LONDON (Reuters) - Britain must stay in a comprehensive customs union with the European Union in order to preserve trade in its biggest markets after Brexit, the business lobby group CBI said on Sunday.
Prime Minister Theresa May ruled out remaining a member of the European single market and the European Customs Union a year ago, saying that Britain wanted the freedom to negotiate its own trade deals.
The CBI’s Director General Carolyn Fairbairn said Britain’s businesses valued the certainty of existing free trade in Europe above and beyond possible future trade deals elsewhere.
“Looking at this hard choice around customs union or not, the value of our frictionless trade within the European Union is worth more than having the potentially unknown value of trade deals in other parts of the world,” she told ITV’s Peston On Sunday.

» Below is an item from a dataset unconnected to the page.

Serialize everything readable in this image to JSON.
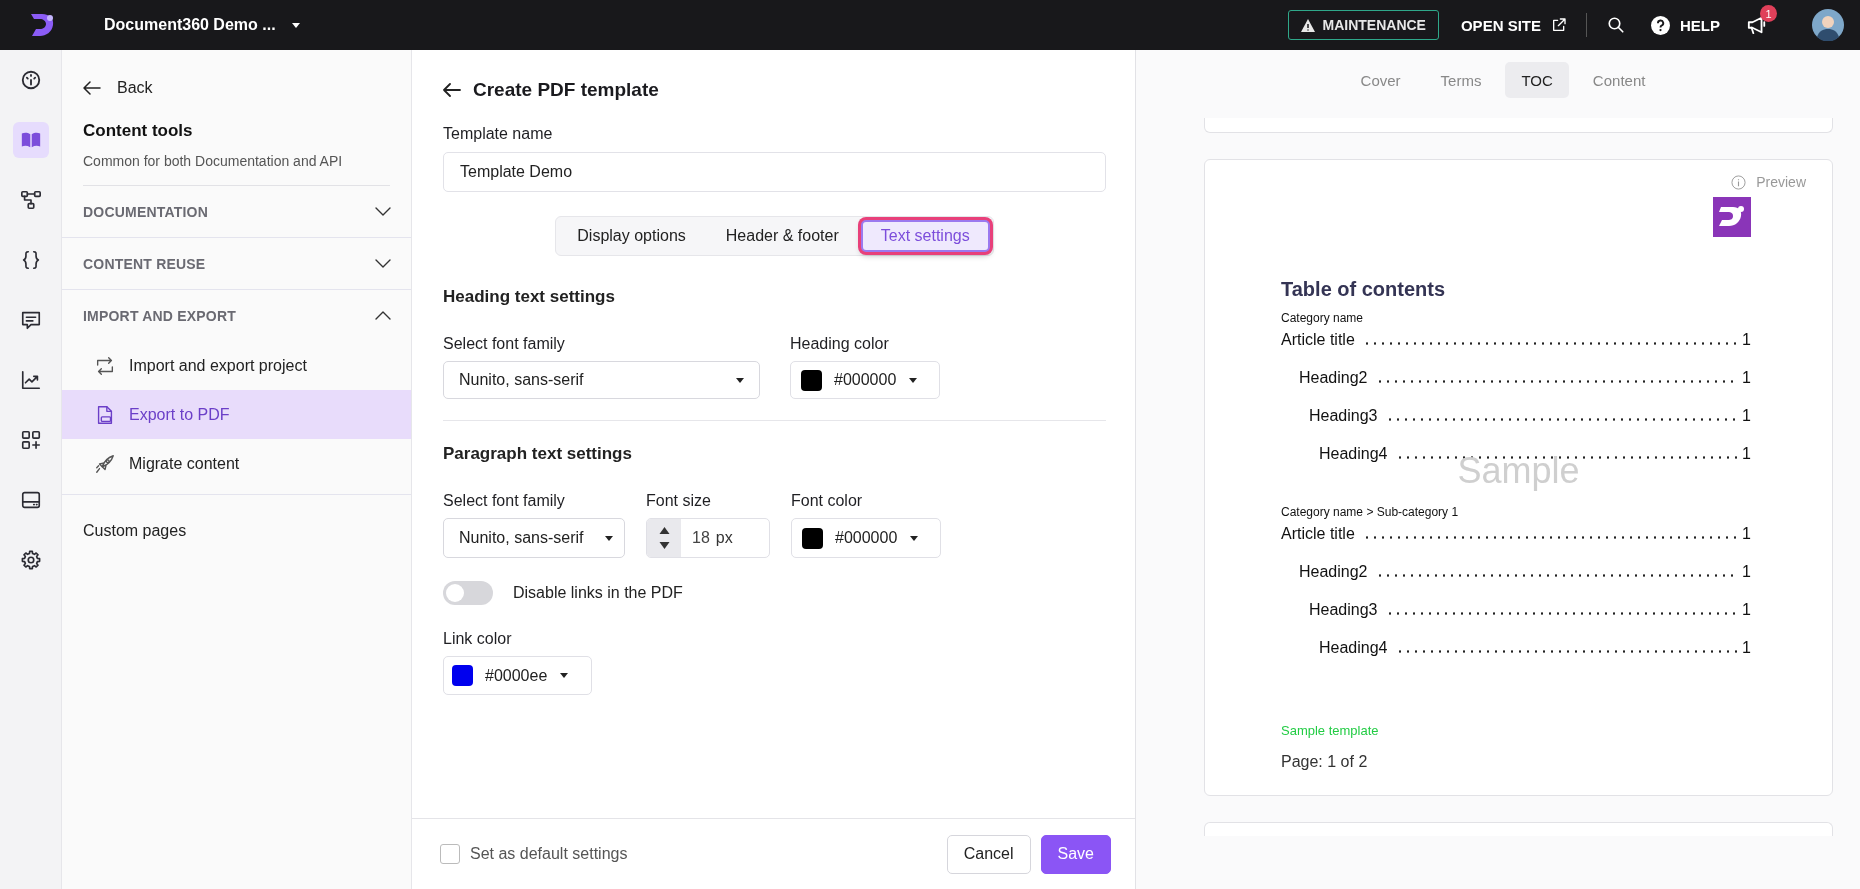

Fairbairn was speaking ahead of a speech on Monday in which she will call for greater urgency in Brexit talks to give clarity to companies that will otherwise need to trigger alternative plans, including moving jobs and investment offshore.

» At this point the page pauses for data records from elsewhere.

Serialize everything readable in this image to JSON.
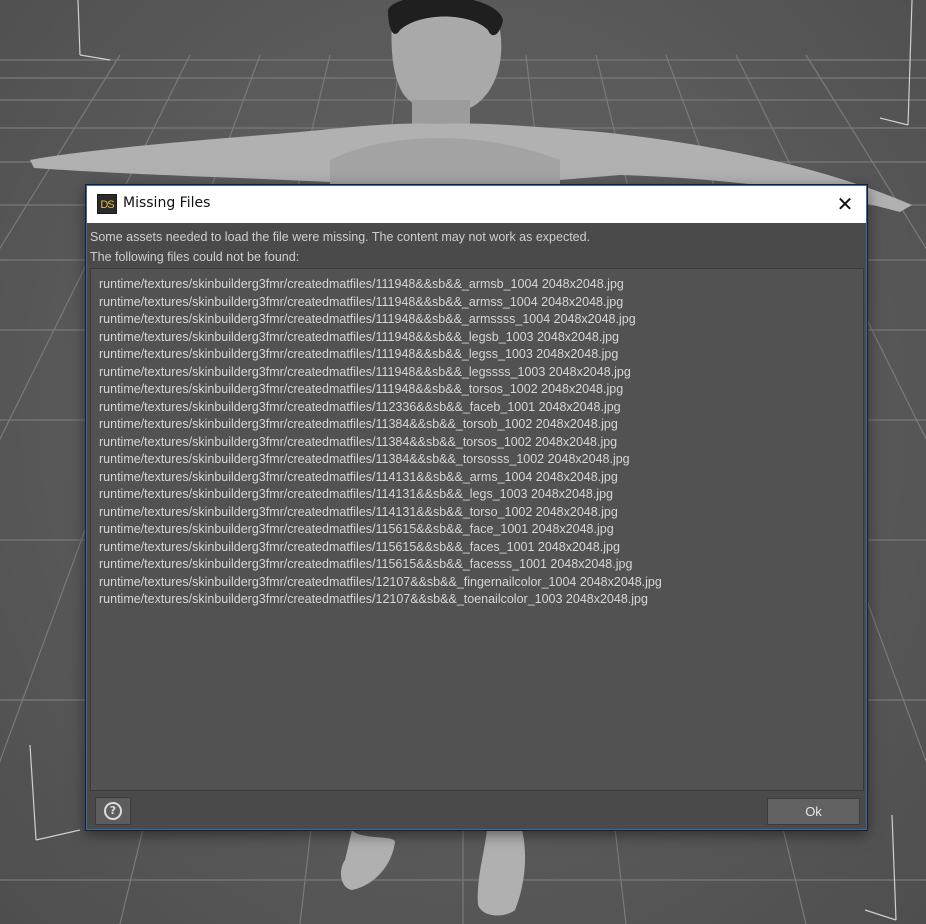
{
  "dialog": {
    "title": "Missing Files",
    "app_logo": "DS",
    "close_symbol": "✕",
    "message_line1": "Some assets needed to load the file were missing. The content may not work as expected.",
    "message_line2": "The following files could not be found:",
    "files": [
      "runtime/textures/skinbuilderg3fmr/createdmatfiles/111948&&sb&&_armsb_1004 2048x2048.jpg",
      "runtime/textures/skinbuilderg3fmr/createdmatfiles/111948&&sb&&_armss_1004 2048x2048.jpg",
      "runtime/textures/skinbuilderg3fmr/createdmatfiles/111948&&sb&&_armssss_1004 2048x2048.jpg",
      "runtime/textures/skinbuilderg3fmr/createdmatfiles/111948&&sb&&_legsb_1003 2048x2048.jpg",
      "runtime/textures/skinbuilderg3fmr/createdmatfiles/111948&&sb&&_legss_1003 2048x2048.jpg",
      "runtime/textures/skinbuilderg3fmr/createdmatfiles/111948&&sb&&_legssss_1003 2048x2048.jpg",
      "runtime/textures/skinbuilderg3fmr/createdmatfiles/111948&&sb&&_torsos_1002 2048x2048.jpg",
      "runtime/textures/skinbuilderg3fmr/createdmatfiles/112336&&sb&&_faceb_1001 2048x2048.jpg",
      "runtime/textures/skinbuilderg3fmr/createdmatfiles/11384&&sb&&_torsob_1002 2048x2048.jpg",
      "runtime/textures/skinbuilderg3fmr/createdmatfiles/11384&&sb&&_torsos_1002 2048x2048.jpg",
      "runtime/textures/skinbuilderg3fmr/createdmatfiles/11384&&sb&&_torsosss_1002 2048x2048.jpg",
      "runtime/textures/skinbuilderg3fmr/createdmatfiles/114131&&sb&&_arms_1004 2048x2048.jpg",
      "runtime/textures/skinbuilderg3fmr/createdmatfiles/114131&&sb&&_legs_1003 2048x2048.jpg",
      "runtime/textures/skinbuilderg3fmr/createdmatfiles/114131&&sb&&_torso_1002 2048x2048.jpg",
      "runtime/textures/skinbuilderg3fmr/createdmatfiles/115615&&sb&&_face_1001 2048x2048.jpg",
      "runtime/textures/skinbuilderg3fmr/createdmatfiles/115615&&sb&&_faces_1001 2048x2048.jpg",
      "runtime/textures/skinbuilderg3fmr/createdmatfiles/115615&&sb&&_facesss_1001 2048x2048.jpg",
      "runtime/textures/skinbuilderg3fmr/createdmatfiles/12107&&sb&&_fingernailcolor_1004 2048x2048.jpg",
      "runtime/textures/skinbuilderg3fmr/createdmatfiles/12107&&sb&&_toenailcolor_1003 2048x2048.jpg"
    ],
    "help_symbol": "?",
    "ok_label": "Ok"
  },
  "icons": {
    "help": "help-icon",
    "close": "close-icon",
    "logo": "daz-studio-logo-icon"
  },
  "colors": {
    "accent_border": "#2f6fb0",
    "dialog_bg": "#4a4a4a",
    "list_bg": "#525252",
    "viewport_bg": "#5a5a5a"
  }
}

“Time is running out - by March next year our country will be out of the EU,” she will say, according to excerpts of the speech released on Sunday.

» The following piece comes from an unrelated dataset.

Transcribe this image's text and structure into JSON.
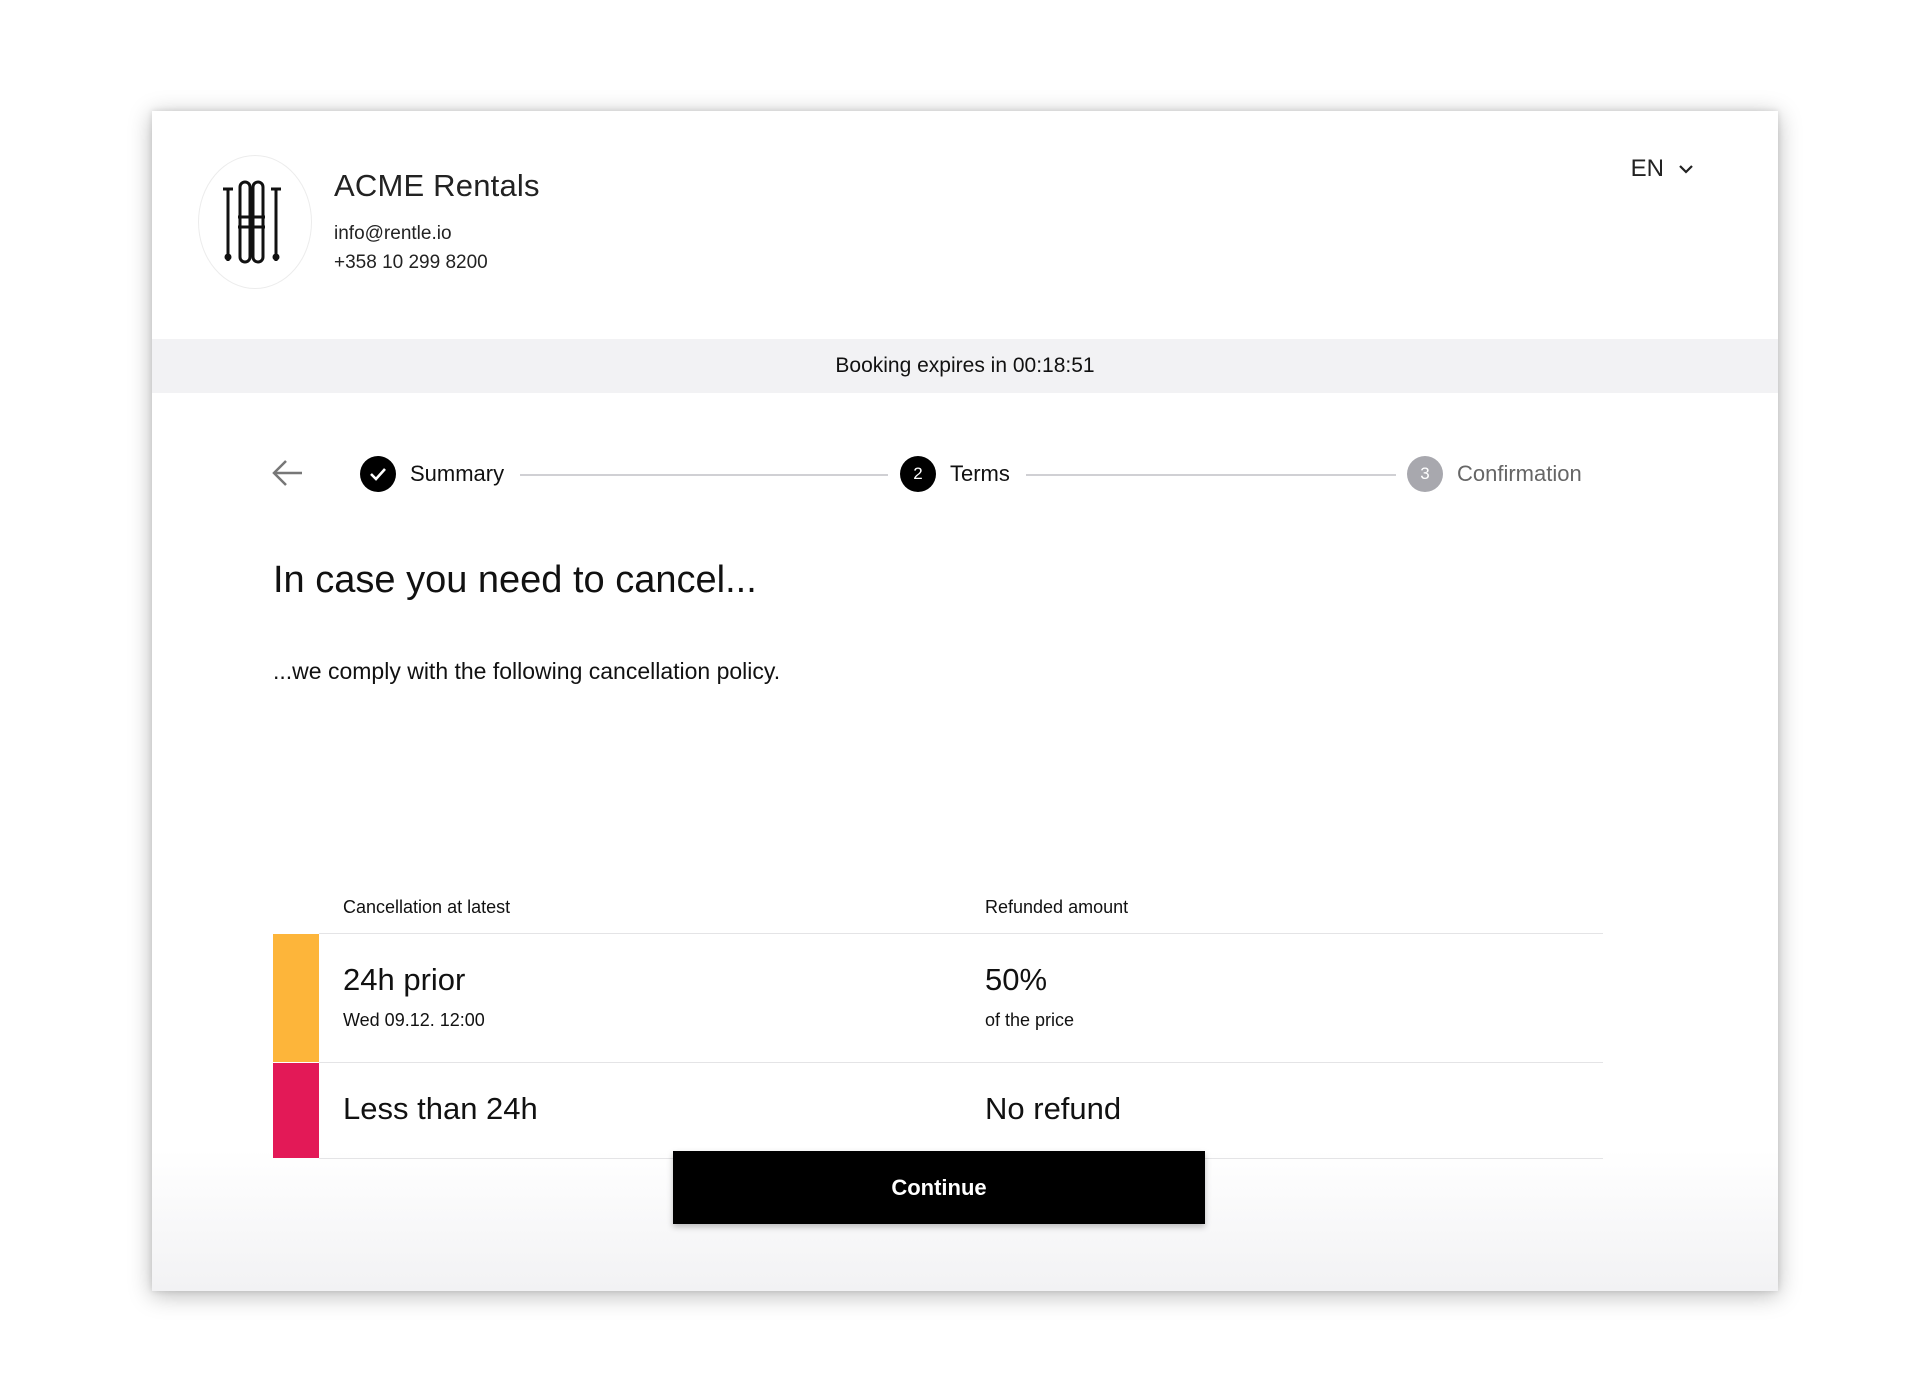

The British government said it had already made good progress in Brexit talks, with agreements in a range of issues such as citizens’ rights and the financial settlement, and it was confident it could negotiate a bespoke trade deal.
“The EU has said they will offer their most ambitious free trade approach and we are confident of negotiating a deep and special economic partnership that includes a good deal for financial services - that will be in the EU’s best interests, as well as ours,” a Department for Exiting the European Union spokeswoman said.
“But, as the Prime Minister has already made clear, we will be leaving the single market and the customs union after EU exit day.”
Fairbairn will call for a “jobs-first” transition deal to be nailed down in the next 70 days in her speech and unambiguous heads of terms to be agreed with the European Union by October.
She will say a no deal scenario would be an act of “great economic self harm”, by imposing billions of pounds of costs on UK goods sold to the EU and vice versa, and existing trade deals between the EU and Canada and the EU Norway would not be the best solution for Britain.
Greater flexibility is needed from both sets of negotiators, and opening positions need to be revisited to deliver a deal that builds on 40 years of economic integration.
“Economics and prosperity must be put ahead of politics and red lines,” she will say.
Reporting by Paul Sandle, Editing by William Maclean